Jean Renoir, the famous film director, son of the not less famous impressionist painter Renoir (Pierre-Auguste) reported a conversation he had with his father about Van Gogh, mainly… I’ll try to translate it (you cannot trust Babelfish, these days!) for you:

…” my father suggested that the death of Van Gogh was “not a very flattering event. Not even père Durand (*Ruel, the art dealer) could understand a thing!” This indifference toward such a brilliant genius was, in my father’s opinion, the condamnation of “this century of garrulous people”. I ask him what did he make of Van Gogh’s madness. His answer was that in order to paint you have to be a bit crazy. “If Van Gogh was crazy, I am too… As for Cézanne, well, he’s raving mad!…” And he added: “The Pope Jules II must have been also mad. That’s why he…

View original 264 more words

Ecce Homo


ivdanu:

Even more significative / true now than when I’ve wrote it…I still have to actualize my self – portrait, if I will be able to muster the energy for it…

Originally posted on Van Gogh and I:

I know, it sounds a bit (or, ok, a lot) corny and pretentious… But Nietzsche did it. He wrote a book entitled just like that: Ecce Homo: How One Becomes What One Is. The year was 1888, the year Vincent arrived in Arles, a decisive step in his life and work. For Nietzsche too, it was an important work (more important still since it was the last of his works composed as a (relatively) sane man – after that there were the insanity years…)

Well, Nietzsche, before he got insane, had his Ecce Homo (for those not enclined to know Latin artsy-fartsy stuff, it doesnt’t mean “Here is the homosexual” but simply “Here is the man” – words supposedly pronounced by Pilates when presenting Jesus to the crowd; a lot of religious paintings of all ages have the same title…) I had mine one early morning, the 12th of September 2005, when I…

View original 234 more words

All kind of plans…


ivdanu:

From the time I still had plans…

Originally posted on Van Gogh and I:

For instance, since human clients for portraits seems to be rare these days, I plan to do some superb dog portraits (knowing how much people love their pets, a good portrait should bring me tons of cash…) Here are some models I plan to paint the next days… waiting for humans (Godot included)…

I also plan to start a project with teenagers (12 to 17) teaching them to draw portraits of themselves, if the project will be approved…

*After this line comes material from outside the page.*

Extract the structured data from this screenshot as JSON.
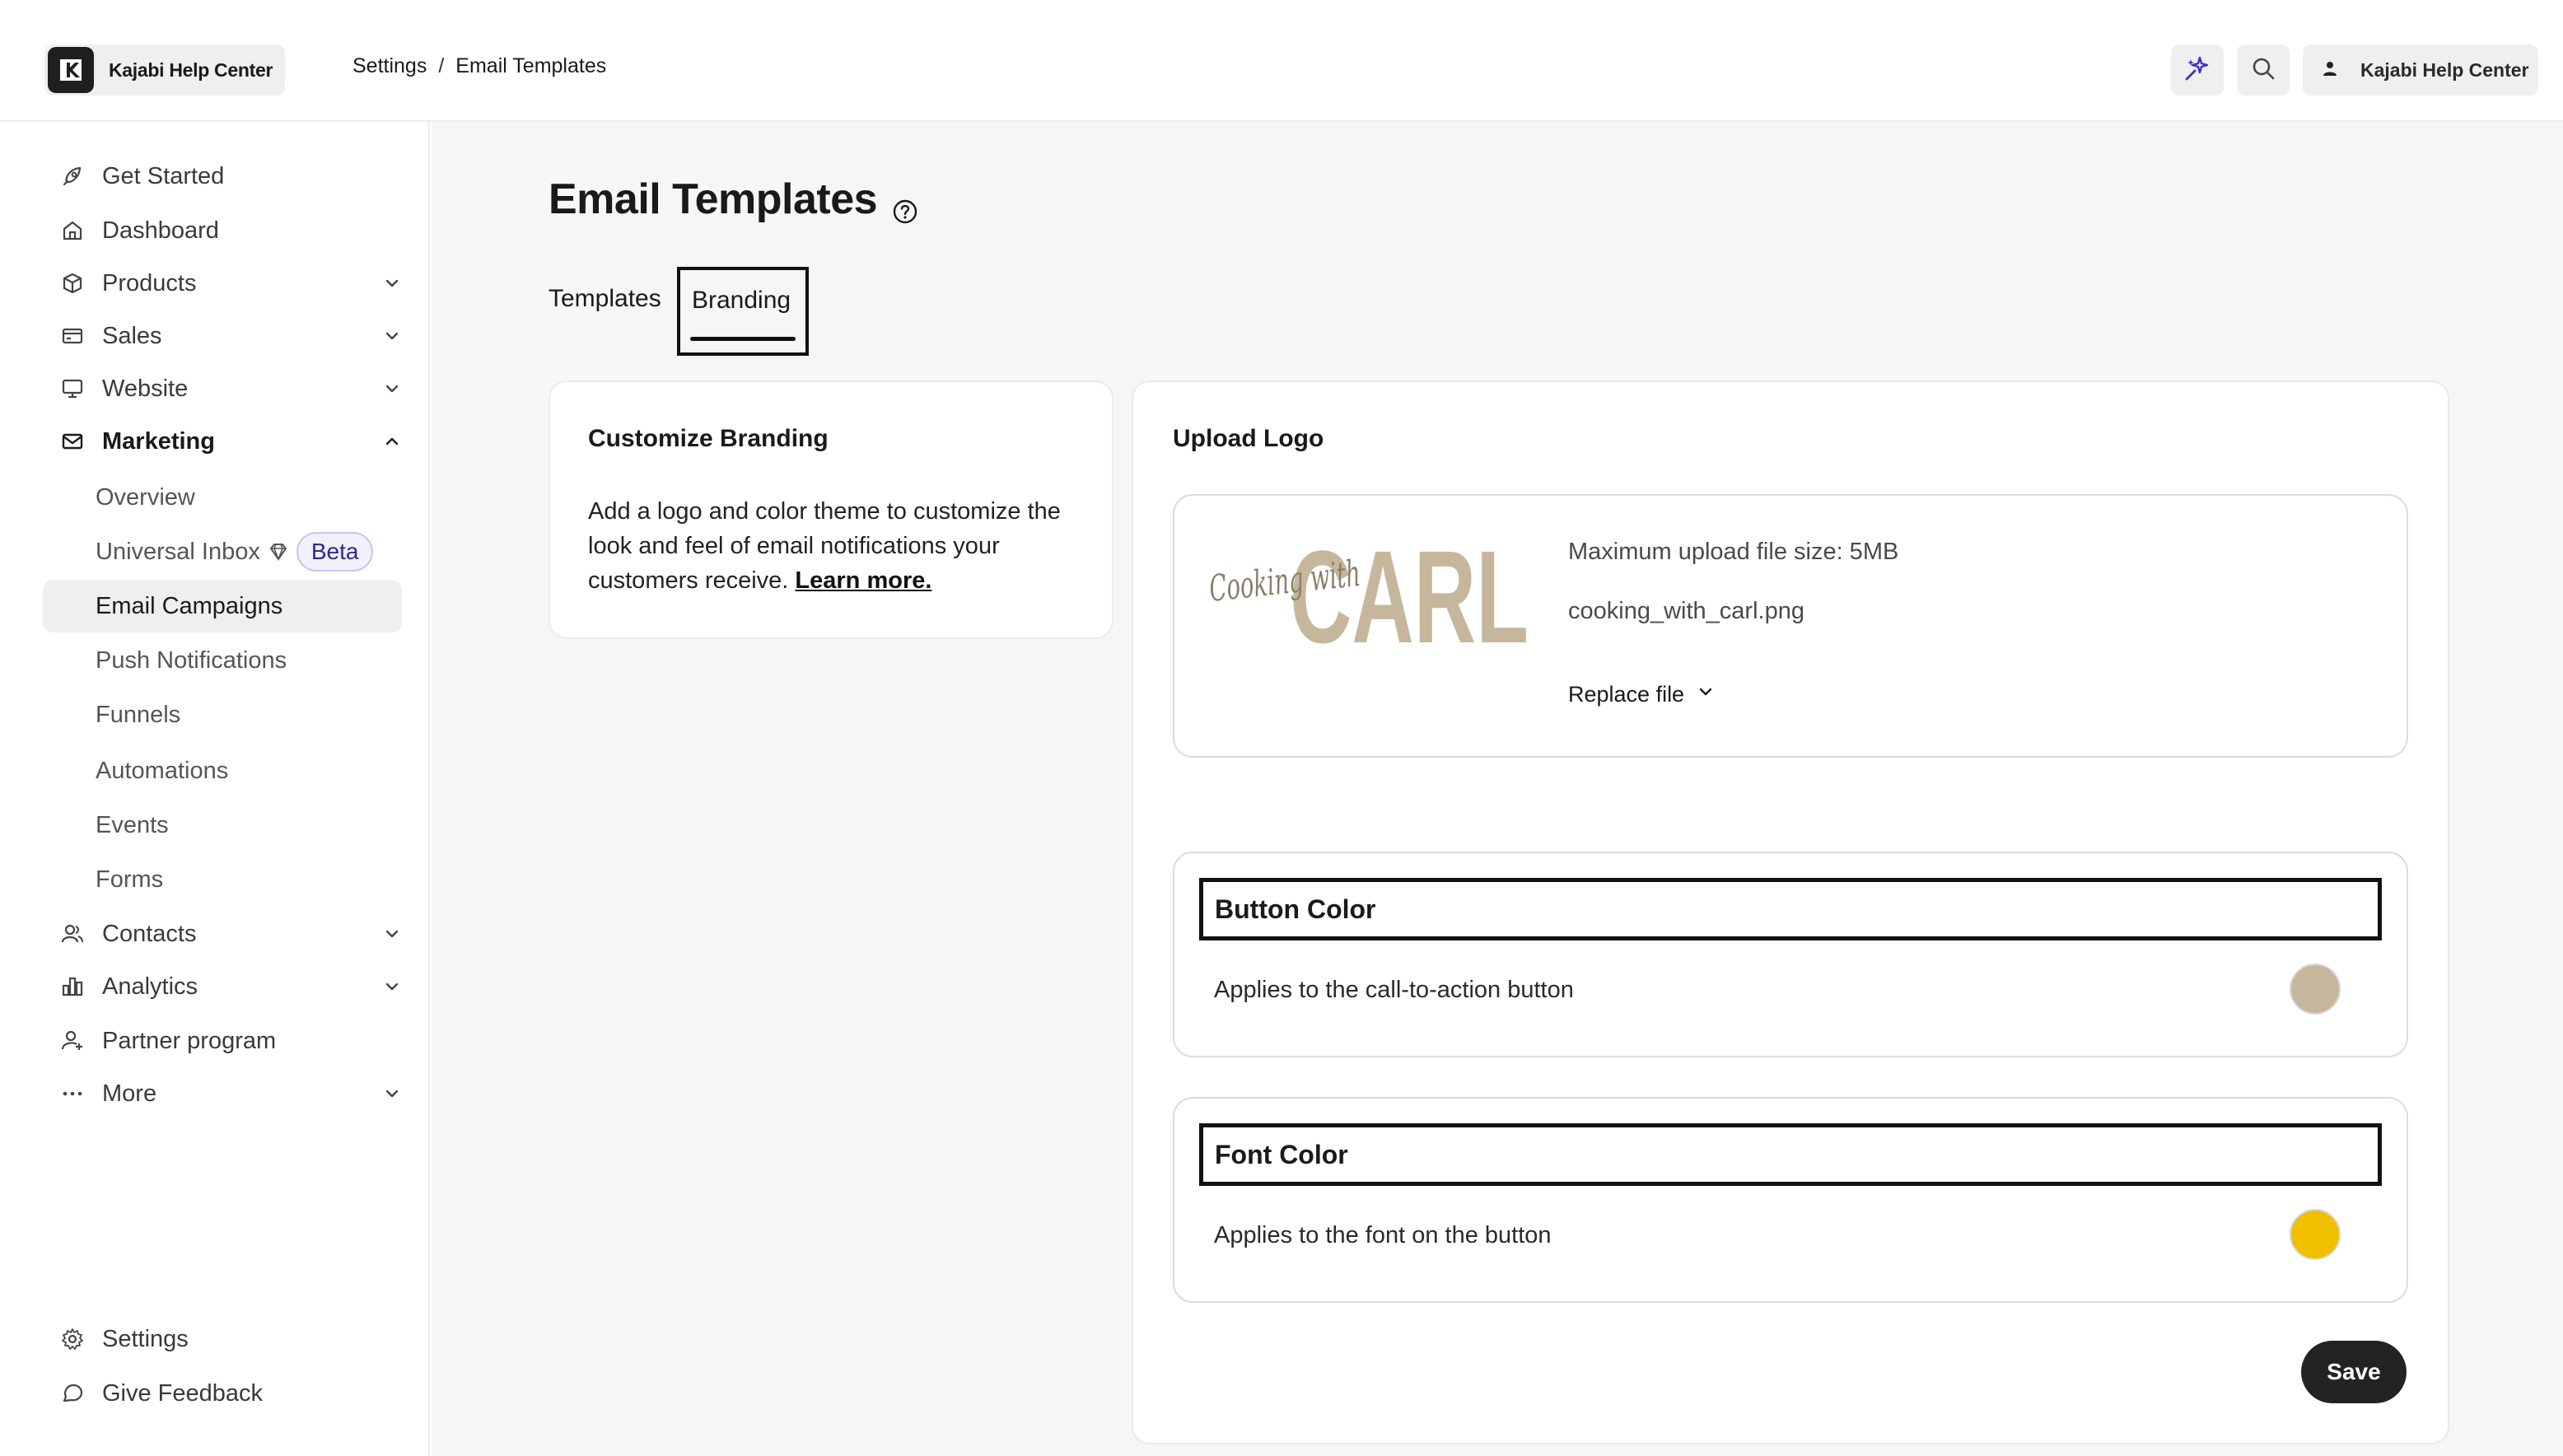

But mainly, I plan to draw portraits at the Marche de la Gare, a picturesque spot in Sherbrooke with plenty of interesting people walking by (mostly on rolling skates, jogging, on bykes and parading their pure breed dogs… no cats to be seen, yet…) Plenty of couples and beautiful young girls, children and grandparents… A lot of clients of the Orford Express Train, too… Not a moment of boredom… I even took…

View original 48 more words